While the Tories have spent most of the last year messing about with their woeful outsourcing agenda – and doing very little else – it is now the turn of Labour to come up with a ‘big idea’ on child protection.
There is a lot that I don’t like in the reports of Yvette Cooper’s speech.
Firstly the emphasis is on co-operation between The Home
Office and the Department for Education. Although “health” gets a mention,
there appears to be no clear role for the Department of Health. That is
lamentable because there is so much about child abuse and neglect that is
health related that I cannot see how any important initiative can move forward
without health being at its centre. Sadly Labour still seems to be ploughing on
in the same furrow as the last Labour government’s Every
Child Matters approach, which not only took responsibility for child
protection away from the Department for Health but also somehow succeeded in
marginalising many health professionals.
Secondly Labour’s initiative appears to be very much criminal
justice led, announced by the Shadow Home Secretary herself and bristling with
tough talk. Cooper is reported as saying that the priorities would be “… prevention
of abuse, tougher sentences for offenders and quicker pursuit of those suspected
of committing crimes.”
Thirdly it seems clear that what Labour is proposing is a
central government ‘unit’, packed I expect with civil servants – and probably a
few spin doctors - most of whom will never had any contact with an abused or
neglected child. That’s a recipe for irrelevant and unrealistic twaddle, not
Fourthly the initiative is clearly top down: a little unit in Whitehall “driving” the changes. Again
that’s a recipe for unworkable proposals, because it ignores all the practice
wisdom and knowledge that there is out there. We need a bit of bottom-up for a change.
Fifthly I don’t like the emphasis on revolutionising child protection. Just what is it that Yvette Cooper
and her colleagues know that the rest of us don’t? I expect that in
the final analysis it will reduce to media friendly sound bites. I would have
liked to hear much more about improvement,
not revolution. Why British politicians of all parties seem incapable of realising that what
child protection needs is steady and sustained improvement, not discontinuous

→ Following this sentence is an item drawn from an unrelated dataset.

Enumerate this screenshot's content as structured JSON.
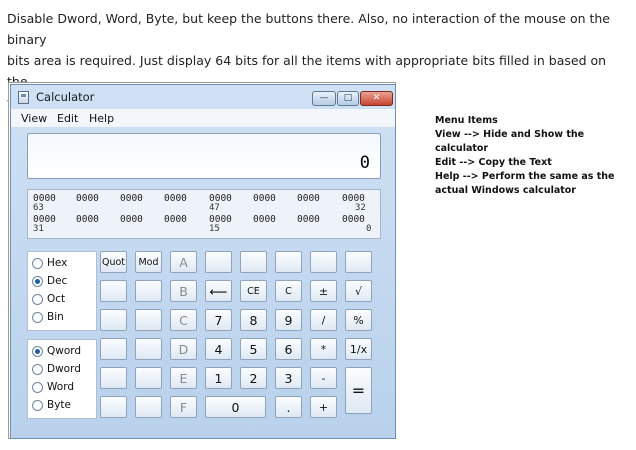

and disruptive revolution, is beyond me. Perhaps there are no votes in it?
Lastly there was nothing in the reports of the speech about listening to the
views of children and young people, of trying to understand their needs and
wishes and of trying to design services that meet their needs. Not a priority I